When I first started taking motor racing pictures at Brands Hatch as a teenage race fan I came back and developed my black and white images and was thoroughly disappointed with my blurred and rather dull photographs. Equipment did play a part in the bad photos for ,certainly nowadays, long lenses are important to get great action imagery at the race track but also my approach was all wrong.
I was trying to pick out individual cars and not concentrating on telling the story of the race. If you want to cover a motor race properly you need to make a plan. Study the program, watch the qualifying heats to pick the exciting drivers and walk the circuit to ID the best spots to shoot the race from.
As above, shooting in the assembly area before the race, will give you a feel for the cars and there may be opportunities to photograph the drivers before they put their helmets on. If you have a track pass the grid is an exciting place to be but make sure you follow the marshals instructions and leave early to get to your start position.
There will often be a warm up or green flag flag lap before the race starts proper and this is a good time to hone your first lap location and pre-frame your angle of view to be sure you are in the best spot for that all important start shot. This is the time to check all your camera settings are as you want them, you won’t have time to change exposure or motor drive options when the cars are thundering down the track towards you. Set your autofocus to ‘Servo’, this means it will follow the moving cars as they progress through the frame towards and across it.

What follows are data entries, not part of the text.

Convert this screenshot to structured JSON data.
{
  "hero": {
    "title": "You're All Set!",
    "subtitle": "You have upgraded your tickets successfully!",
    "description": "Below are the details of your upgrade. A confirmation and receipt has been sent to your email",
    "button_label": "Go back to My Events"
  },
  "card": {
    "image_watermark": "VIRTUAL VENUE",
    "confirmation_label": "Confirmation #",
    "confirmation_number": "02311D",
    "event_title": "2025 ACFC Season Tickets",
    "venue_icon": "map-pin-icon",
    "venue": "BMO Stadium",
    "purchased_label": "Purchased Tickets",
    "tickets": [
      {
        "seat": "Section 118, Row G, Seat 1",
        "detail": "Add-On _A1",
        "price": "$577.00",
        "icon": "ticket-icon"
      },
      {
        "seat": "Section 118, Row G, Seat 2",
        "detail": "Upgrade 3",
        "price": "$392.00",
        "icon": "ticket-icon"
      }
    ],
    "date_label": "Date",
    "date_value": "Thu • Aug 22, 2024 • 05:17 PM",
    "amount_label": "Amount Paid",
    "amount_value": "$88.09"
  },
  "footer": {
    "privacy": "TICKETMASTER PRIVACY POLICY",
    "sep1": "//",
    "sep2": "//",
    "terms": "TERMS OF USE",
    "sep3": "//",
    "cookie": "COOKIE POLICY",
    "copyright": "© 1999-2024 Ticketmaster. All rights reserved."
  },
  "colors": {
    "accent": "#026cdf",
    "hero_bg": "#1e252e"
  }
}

One of my rules of thumb is that I try to pick a shooting postion where I can get more than one angle so as to make the best of the location, either with different focal lengths or by turn around and shooting the other way. So for that vital first lap shot, above and top , I’m about 300 metres from the start line with my 70-300mm lens. I can swing around to follow the cars into turn one and pick out any action that happens as the racers jostle for position. You’ll need a fast shutter speed of between 1/400-800th second for this but don’t go too fast ie over 1000th as this will freeze the action completely and you’ll lose any sense of movement from your photo.
Most classic car races are short, 10 laps or 20-30 mins duration so once the cars have gone by on lap one move to your next shooting position.You may have to run so as not to miss too much of the action. In your new location you may now not know who is leading the race so ask a spectator or try to see the TV screen if there one to catch up on who to shoot. Try to shoot battles between multiple racers as this will tell the story of the race better than picking out single cars.
Keep safe.If you have the right track side passes think of your safety and never turn your back on the race or cross the circuit until the race has finished and the marshals say you can .Check up in your program which cars the star drivers are in and be sure to get some good shots of them.
Vary your focal length and your shutter speed so that all of your images don’t look the same. Shoot some wide angle views that might work as scene setters or establishing shots and try some slow pans down to 1/30th second to capture the movement. Remember, not all of the car needs to be in focus, as long as one part is sharp the image will work.
Make sure you’ve got a few frames of the leading cars especially towards the end of the race.I’ve been caught out many times thinking I have the winning car only to find it was overtaken on the final lap…and if you can shoot the prize presentation you’ve got a top and tail to your motor racing story.
Read more about photographing motor racing and rallying in the book ‘How to Photograph Cars’ where there is a whole chapter on the subject.Get your copy at the best price on this website.https://www.howtophotographcars.co.uk/products-page/